§ EXERCISE DETAILS: Give, as a bare number, the count of lines below that contain "views".

______

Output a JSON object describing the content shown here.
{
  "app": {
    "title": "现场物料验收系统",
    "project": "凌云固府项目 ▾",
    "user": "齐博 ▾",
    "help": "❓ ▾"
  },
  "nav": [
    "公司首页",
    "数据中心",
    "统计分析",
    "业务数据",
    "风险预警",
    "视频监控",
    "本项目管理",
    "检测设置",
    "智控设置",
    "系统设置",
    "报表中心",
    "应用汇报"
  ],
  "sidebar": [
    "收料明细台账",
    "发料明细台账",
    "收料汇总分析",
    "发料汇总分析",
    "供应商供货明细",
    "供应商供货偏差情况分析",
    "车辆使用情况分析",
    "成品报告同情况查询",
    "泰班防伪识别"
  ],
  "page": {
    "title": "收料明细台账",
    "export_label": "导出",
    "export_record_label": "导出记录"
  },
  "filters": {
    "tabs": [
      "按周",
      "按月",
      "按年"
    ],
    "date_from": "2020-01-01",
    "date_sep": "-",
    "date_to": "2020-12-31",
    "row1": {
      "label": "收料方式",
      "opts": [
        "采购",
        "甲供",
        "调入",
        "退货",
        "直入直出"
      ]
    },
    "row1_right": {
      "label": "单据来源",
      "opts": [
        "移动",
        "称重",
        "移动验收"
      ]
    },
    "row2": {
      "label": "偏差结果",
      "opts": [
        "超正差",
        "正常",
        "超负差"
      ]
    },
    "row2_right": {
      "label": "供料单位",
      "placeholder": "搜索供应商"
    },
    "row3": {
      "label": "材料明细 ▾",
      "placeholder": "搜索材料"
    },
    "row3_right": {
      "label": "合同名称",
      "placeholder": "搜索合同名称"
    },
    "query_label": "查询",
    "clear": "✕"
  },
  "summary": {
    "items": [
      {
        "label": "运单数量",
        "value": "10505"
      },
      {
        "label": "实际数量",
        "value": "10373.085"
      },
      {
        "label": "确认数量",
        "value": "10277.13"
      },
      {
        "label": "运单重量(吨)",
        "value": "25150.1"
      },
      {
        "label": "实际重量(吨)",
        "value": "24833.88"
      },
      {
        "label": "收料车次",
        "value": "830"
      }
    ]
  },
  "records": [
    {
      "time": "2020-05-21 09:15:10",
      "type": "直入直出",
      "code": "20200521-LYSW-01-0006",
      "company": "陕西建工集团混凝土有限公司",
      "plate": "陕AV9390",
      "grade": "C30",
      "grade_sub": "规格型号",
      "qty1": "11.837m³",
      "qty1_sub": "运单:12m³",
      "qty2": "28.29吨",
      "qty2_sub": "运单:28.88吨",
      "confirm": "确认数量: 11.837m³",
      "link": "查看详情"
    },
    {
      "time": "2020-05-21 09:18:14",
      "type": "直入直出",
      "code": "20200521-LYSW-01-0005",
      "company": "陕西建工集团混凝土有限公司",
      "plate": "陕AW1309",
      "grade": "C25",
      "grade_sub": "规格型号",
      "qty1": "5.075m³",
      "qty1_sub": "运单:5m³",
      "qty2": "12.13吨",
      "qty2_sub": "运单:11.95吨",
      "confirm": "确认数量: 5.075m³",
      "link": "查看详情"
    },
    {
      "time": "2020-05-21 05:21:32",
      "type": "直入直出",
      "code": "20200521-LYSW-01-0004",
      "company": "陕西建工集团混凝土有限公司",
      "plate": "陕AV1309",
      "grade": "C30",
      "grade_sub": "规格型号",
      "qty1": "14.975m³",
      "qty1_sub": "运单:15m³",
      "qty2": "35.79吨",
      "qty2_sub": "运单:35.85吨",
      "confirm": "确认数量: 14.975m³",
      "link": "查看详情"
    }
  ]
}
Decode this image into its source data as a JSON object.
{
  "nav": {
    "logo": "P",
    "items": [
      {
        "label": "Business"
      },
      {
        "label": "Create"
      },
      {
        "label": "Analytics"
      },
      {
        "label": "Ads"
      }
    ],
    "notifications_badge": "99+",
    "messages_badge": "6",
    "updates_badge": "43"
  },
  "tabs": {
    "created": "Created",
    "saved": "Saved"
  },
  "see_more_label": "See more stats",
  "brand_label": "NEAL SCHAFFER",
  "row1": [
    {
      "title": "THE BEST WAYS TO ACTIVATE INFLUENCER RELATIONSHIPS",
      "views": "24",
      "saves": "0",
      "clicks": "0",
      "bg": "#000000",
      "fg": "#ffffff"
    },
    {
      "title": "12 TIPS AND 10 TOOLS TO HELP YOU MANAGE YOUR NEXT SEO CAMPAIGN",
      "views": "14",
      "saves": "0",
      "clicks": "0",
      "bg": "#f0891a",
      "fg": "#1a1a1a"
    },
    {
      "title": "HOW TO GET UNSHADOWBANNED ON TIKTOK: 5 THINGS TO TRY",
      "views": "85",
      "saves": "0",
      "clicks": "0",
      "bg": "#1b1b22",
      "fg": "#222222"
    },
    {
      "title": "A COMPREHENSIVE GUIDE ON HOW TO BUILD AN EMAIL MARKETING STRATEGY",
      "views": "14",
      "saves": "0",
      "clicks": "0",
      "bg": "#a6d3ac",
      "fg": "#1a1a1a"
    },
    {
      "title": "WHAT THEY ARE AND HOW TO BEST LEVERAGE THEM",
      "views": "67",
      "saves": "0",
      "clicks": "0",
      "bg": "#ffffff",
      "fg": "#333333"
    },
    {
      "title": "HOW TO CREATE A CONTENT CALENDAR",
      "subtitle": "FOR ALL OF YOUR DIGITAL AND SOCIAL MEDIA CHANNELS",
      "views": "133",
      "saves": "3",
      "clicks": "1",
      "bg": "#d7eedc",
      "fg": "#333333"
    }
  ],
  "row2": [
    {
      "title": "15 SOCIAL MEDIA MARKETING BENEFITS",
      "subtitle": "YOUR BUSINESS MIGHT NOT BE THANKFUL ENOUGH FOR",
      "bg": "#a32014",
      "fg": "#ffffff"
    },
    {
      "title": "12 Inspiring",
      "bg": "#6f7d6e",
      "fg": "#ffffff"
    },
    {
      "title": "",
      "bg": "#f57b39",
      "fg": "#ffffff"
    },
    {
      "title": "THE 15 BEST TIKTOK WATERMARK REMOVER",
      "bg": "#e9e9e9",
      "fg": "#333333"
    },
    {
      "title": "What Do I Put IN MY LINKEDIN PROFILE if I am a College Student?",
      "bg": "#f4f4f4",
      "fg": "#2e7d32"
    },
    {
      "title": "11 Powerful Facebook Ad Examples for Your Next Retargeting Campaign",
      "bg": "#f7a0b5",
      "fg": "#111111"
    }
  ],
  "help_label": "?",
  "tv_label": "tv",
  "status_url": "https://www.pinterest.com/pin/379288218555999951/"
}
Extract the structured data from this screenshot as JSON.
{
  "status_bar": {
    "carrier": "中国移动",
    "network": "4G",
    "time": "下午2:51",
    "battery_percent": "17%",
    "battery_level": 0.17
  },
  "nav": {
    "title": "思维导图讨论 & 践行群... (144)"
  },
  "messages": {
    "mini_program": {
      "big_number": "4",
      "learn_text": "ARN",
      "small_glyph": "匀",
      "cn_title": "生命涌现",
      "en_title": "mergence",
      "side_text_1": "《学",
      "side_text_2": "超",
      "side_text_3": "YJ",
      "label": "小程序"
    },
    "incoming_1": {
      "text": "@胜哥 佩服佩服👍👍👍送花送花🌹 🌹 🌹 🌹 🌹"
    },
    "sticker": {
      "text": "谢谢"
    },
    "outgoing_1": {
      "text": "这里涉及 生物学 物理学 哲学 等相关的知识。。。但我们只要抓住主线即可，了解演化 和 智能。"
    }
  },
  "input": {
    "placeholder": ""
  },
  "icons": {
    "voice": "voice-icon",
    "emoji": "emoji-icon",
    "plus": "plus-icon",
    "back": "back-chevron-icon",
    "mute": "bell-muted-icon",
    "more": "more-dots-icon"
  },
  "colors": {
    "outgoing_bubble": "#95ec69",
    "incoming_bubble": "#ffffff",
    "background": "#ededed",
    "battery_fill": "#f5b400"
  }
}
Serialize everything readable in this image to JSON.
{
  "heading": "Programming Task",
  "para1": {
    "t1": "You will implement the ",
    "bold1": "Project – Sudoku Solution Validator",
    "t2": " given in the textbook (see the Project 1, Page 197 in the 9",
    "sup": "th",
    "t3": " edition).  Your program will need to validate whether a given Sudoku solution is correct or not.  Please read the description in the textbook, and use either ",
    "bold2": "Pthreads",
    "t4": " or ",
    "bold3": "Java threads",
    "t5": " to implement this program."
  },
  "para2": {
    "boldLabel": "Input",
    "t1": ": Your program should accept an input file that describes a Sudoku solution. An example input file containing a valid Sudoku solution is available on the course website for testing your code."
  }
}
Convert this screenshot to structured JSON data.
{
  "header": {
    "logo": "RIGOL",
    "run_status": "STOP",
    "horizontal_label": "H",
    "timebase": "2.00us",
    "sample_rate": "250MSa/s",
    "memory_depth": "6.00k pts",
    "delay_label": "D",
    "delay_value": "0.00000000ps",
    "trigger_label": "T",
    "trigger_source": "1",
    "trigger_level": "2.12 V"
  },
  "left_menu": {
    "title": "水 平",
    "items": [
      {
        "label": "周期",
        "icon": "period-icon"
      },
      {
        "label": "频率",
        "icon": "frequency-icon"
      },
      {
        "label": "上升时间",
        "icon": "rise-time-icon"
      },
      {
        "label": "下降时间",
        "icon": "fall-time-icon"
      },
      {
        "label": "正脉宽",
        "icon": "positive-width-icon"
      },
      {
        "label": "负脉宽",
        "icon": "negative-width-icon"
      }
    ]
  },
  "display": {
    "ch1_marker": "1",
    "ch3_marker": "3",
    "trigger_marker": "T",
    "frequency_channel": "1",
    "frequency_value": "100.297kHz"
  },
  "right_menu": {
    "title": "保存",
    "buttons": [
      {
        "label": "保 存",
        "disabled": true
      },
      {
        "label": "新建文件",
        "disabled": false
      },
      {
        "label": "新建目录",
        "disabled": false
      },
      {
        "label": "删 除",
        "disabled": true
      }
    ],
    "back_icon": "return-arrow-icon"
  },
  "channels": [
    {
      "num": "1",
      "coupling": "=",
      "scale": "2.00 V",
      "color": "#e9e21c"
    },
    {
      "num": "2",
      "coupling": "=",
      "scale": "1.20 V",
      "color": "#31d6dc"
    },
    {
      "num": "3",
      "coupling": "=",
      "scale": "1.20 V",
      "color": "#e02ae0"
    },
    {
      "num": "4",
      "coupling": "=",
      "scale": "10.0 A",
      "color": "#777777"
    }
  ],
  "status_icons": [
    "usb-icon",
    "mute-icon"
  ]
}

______

§ TASK SOLUTION: 6